D2.Eco.12.K-2. (Economics): Describe examples of the goods and services that governments provide.
D2.Eco.13.K-2. (Economics): Describe examples of capital goods and human capital.
D2.Eco.14.K-2. (Economics): Describe why people in one country trade goods and services with people in other countries.
D2.Eco.15.K-2. (Economics): Describe products that are produced abroad and sold domestically and products that are produced domestically and sold abroad.
D2.Geo.1.K-2. (Geography): Construct maps, graphs, and other representations of familiar places.
D2.Geo.2.K-2. (Geography): Use maps, graphs, photographs, and other representations to describe places and the relationships and interactions that shape them.
D2.Geo.3.K-2. (Geography): Use maps, globes, and other simple geographic models to identify cultural and environmental characteristics of places.

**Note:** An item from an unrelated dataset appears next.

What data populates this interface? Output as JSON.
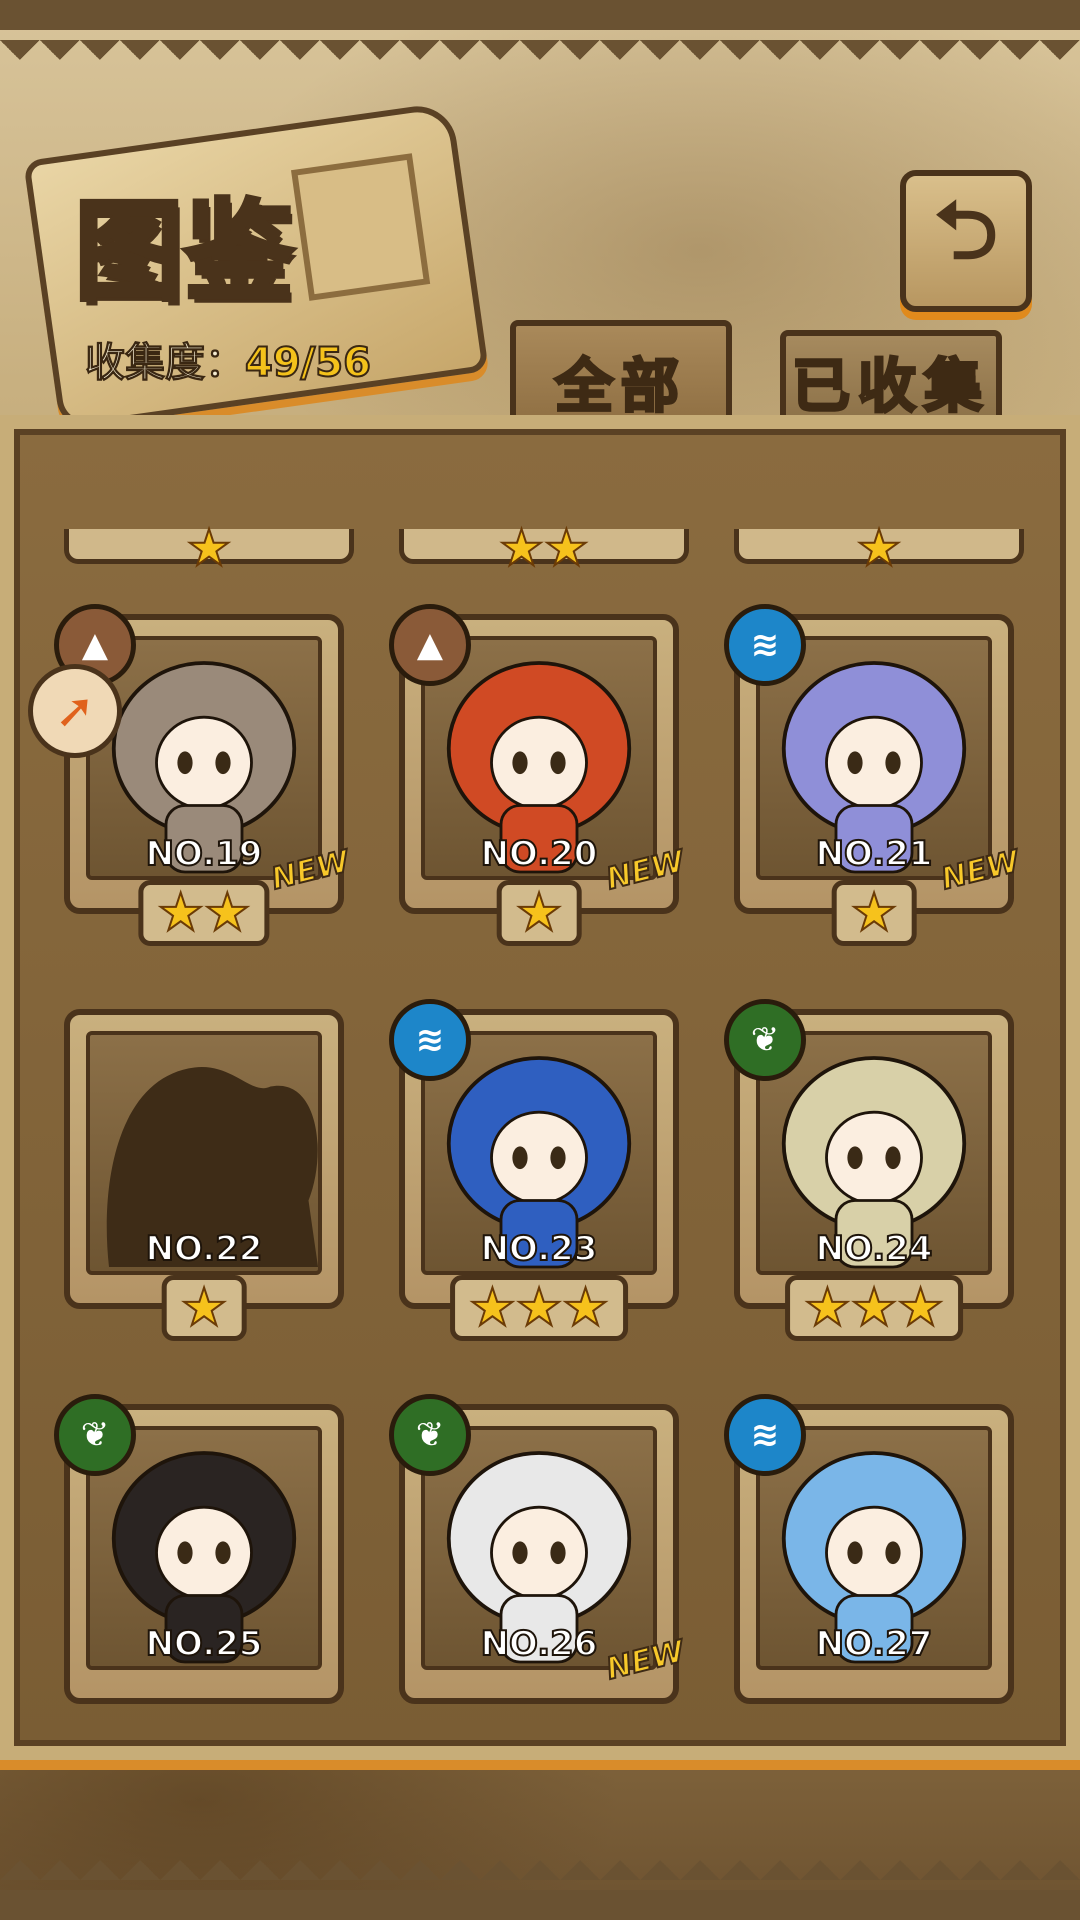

D2.Geo.4.K-2. (Geography): Explain how weather, climate, and other environmental characteristics affect people's lives in a place or region.
D2.Geo.5.K-2. (Geography): Describe how human activities affect the cultural and environmental characteristics of places or regions.
D2.Geo.6.K-2. (Geography): Identify some cultural and environmental characteristics of specific places.
D2.Geo.7.K-2. (Geography): Explain why and how people, goods, and ideas move from place to place.
D2.Geo.8.K-2. (Geography): Compare how people in different types of communities use local and distant environments to meet their daily needs.
D2.Geo.9.K-2. (Geography): Describe the connections between the physical environment of a place and the economic activities found there.
D2.Geo.10.K-2.(Geography): Describe changes in the physical and cultural characteristics of various world regions.
D2.Geo.11.K-2. (Geography): Explain how the consumption of products connects people to distant places.
D2.Geo.12.K-2. (Geography): Identify ways that a catastrophic disaster may affect people living in a place.
D2.His.1.K-2. (History): Create a chronological sequence of multiple events.
D2.His.2.K-2.(History): Compare life in the past to life today.
D2.His.3.K-2. (History): Generate questions about individuals and groups who have shaped a significant historical change.
D2.His.4.K-2. (History): Compare perspectives of people in the past to those of people in the present.
D2.His.6.K-2 (History): Compare different accounts of the same historical event.
D2.His.9.K-2. (History): Identify different kinds of historical sources.
D2.His.10.K-2. (History): Explain how historical sources can be used to study the past.
D2.His.11.K-2. (History): Identify the maker, date, and place of origin for a historical source from information within the source itself.
D2.His.12.K-2. (History): Generate questions about a particular historical source as it relates to a particular historical event or development.
D2.His.14.K-2. (History): Generate possible reasons for an event or development in the past.
D2.His.16.K-2. (History): Select which reasons might be more likely than others to explain a historical event or development.

Instructional Strategies